Sunlight Foundation Releases Open Data for State Governments
In a ramp-up to next month’s Sunshine Week, the Sunlight Foundation has announced Open States, a portal to give citizens access to state-based government data, such as names of state legislators and state legislation.
The nonprofit, nonpartisan Sunlight Foundation promotes greater government openness and transparency through the Internet, and provides new tools and resources for both media, such as the NPR StateImpact Project, and citizens. The Open States project has taken four years to create.
“If you’re interested in your state lawmaker, you’ll be able to get notifications for their actions, a map of their district, voting records, committee assignments, campaign finance records from Influence Explorer, local news articles and contact information,” the organization writes in its blog describing the project. “If you’re curious about a particular piece of legislation, Open States allows you to check on its status, find the sponsors, break down votes, view bill text and all supporting documents.” The system also enables users to search for various categories of legislation across state lines, and will be updated over time.
What was particularly a challenge was obtaining all the information from the various state websites, where it’s located in different formats, and putting it all in a standard format, the organization writes. It is scheduled to hold a free training webinar on Friday, February 22 from 1 to 2 pm EST on how to use the site.
Open States also has a companion iPhone and iPad app to browse the data remotely. In addition, the data is available through an API or by bulk download, while the code is open sourced and available on GitHub.

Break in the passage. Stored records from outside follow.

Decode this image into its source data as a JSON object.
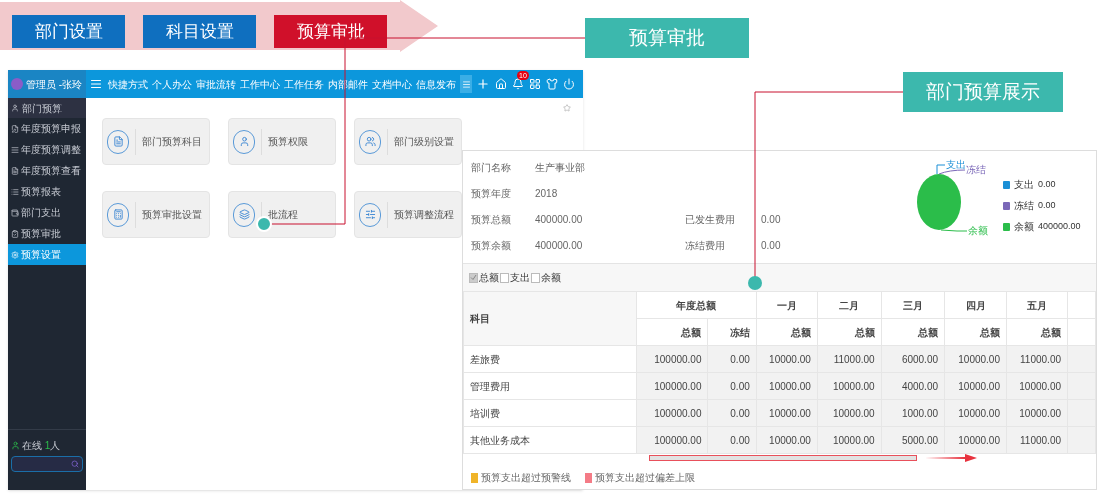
{
  "top_tabs": [
    {
      "label": "部门设置",
      "selected": false
    },
    {
      "label": "科目设置",
      "selected": false
    },
    {
      "label": "预算审批",
      "selected": true
    }
  ],
  "callouts": [
    {
      "label": "预算审批"
    },
    {
      "label": "部门预算展示"
    }
  ],
  "app": {
    "user": "管理员 -张玲",
    "nav": [
      "快捷方式",
      "个人办公",
      "审批流转",
      "工作中心",
      "工作任务",
      "内部邮件",
      "文档中心",
      "信息发布"
    ],
    "badge": "10",
    "sidebar": {
      "section": "部门预算",
      "items": [
        {
          "label": "年度预算申报",
          "selected": false
        },
        {
          "label": "年度预算调整",
          "selected": false
        },
        {
          "label": "年度预算查看",
          "selected": false
        },
        {
          "label": "预算报表",
          "selected": false
        },
        {
          "label": "部门支出",
          "selected": false
        },
        {
          "label": "预算审批",
          "selected": false
        },
        {
          "label": "预算设置",
          "selected": true
        }
      ],
      "online_label": "在线",
      "online_count": "1",
      "online_unit": "人"
    },
    "cards": [
      {
        "label": "部门预算科目",
        "kind": "document"
      },
      {
        "label": "预算权限",
        "kind": "person"
      },
      {
        "label": "部门级别设置",
        "kind": "people"
      },
      {
        "label": "预算审批设置",
        "kind": "calculator"
      },
      {
        "label": "批流程",
        "kind": "layers"
      },
      {
        "label": "预算调整流程",
        "kind": "sliders"
      }
    ]
  },
  "panel": {
    "info": [
      {
        "label": "部门名称",
        "value": "生产事业部"
      },
      {
        "label": "预算年度",
        "value": "2018"
      },
      {
        "label": "预算总额",
        "value": "400000.00",
        "label2": "已发生费用",
        "value2": "0.00"
      },
      {
        "label": "预算余额",
        "value": "400000.00",
        "label2": "冻结费用",
        "value2": "0.00"
      }
    ],
    "chart_data": {
      "type": "pie",
      "categories": [
        "支出",
        "冻结",
        "余额"
      ],
      "values": [
        0,
        0,
        100
      ]
    },
    "legend": [
      {
        "label": "支出",
        "value": "0.00",
        "color": "#1b8fd6"
      },
      {
        "label": "冻结",
        "value": "0.00",
        "color": "#7b68b8"
      },
      {
        "label": "余额",
        "value": "400000.00",
        "color": "#2bbd4a"
      }
    ],
    "filters": [
      {
        "label": "总额",
        "checked": true
      },
      {
        "label": "支出",
        "checked": false
      },
      {
        "label": "余额",
        "checked": false
      }
    ],
    "table": {
      "subject_header": "科目",
      "groups": [
        {
          "label": "年度总额",
          "subs": [
            "总额",
            "冻结"
          ]
        },
        {
          "label": "一月",
          "subs": [
            "总额"
          ]
        },
        {
          "label": "二月",
          "subs": [
            "总额"
          ]
        },
        {
          "label": "三月",
          "subs": [
            "总额"
          ]
        },
        {
          "label": "四月",
          "subs": [
            "总额"
          ]
        },
        {
          "label": "五月",
          "subs": [
            "总额"
          ]
        }
      ],
      "rows": [
        {
          "subject": "差旅费",
          "cells": [
            "100000.00",
            "0.00",
            "10000.00",
            "11000.00",
            "6000.00",
            "10000.00",
            "11000.00"
          ]
        },
        {
          "subject": "管理费用",
          "cells": [
            "100000.00",
            "0.00",
            "10000.00",
            "10000.00",
            "4000.00",
            "10000.00",
            "10000.00"
          ]
        },
        {
          "subject": "培训费",
          "cells": [
            "100000.00",
            "0.00",
            "10000.00",
            "10000.00",
            "1000.00",
            "10000.00",
            "10000.00"
          ]
        },
        {
          "subject": "其他业务成本",
          "cells": [
            "100000.00",
            "0.00",
            "10000.00",
            "10000.00",
            "5000.00",
            "10000.00",
            "11000.00"
          ]
        }
      ]
    },
    "notes": [
      {
        "label": "预算支出超过预警线",
        "color": "#f0b429"
      },
      {
        "label": "预算支出超过偏差上限",
        "color": "#f47b86"
      }
    ]
  }
}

Sunshine Week, scheduled for March 10-16, is a national initiative to promote a dialogue about the importance of open government and freedom of information. Sponsored by the American Society of Newspaper Editors and the Reporters Committee for the Freedom of the Press, participants include news media, civic groups, libraries, nonprofits, schools and others interested in the public’s right to know.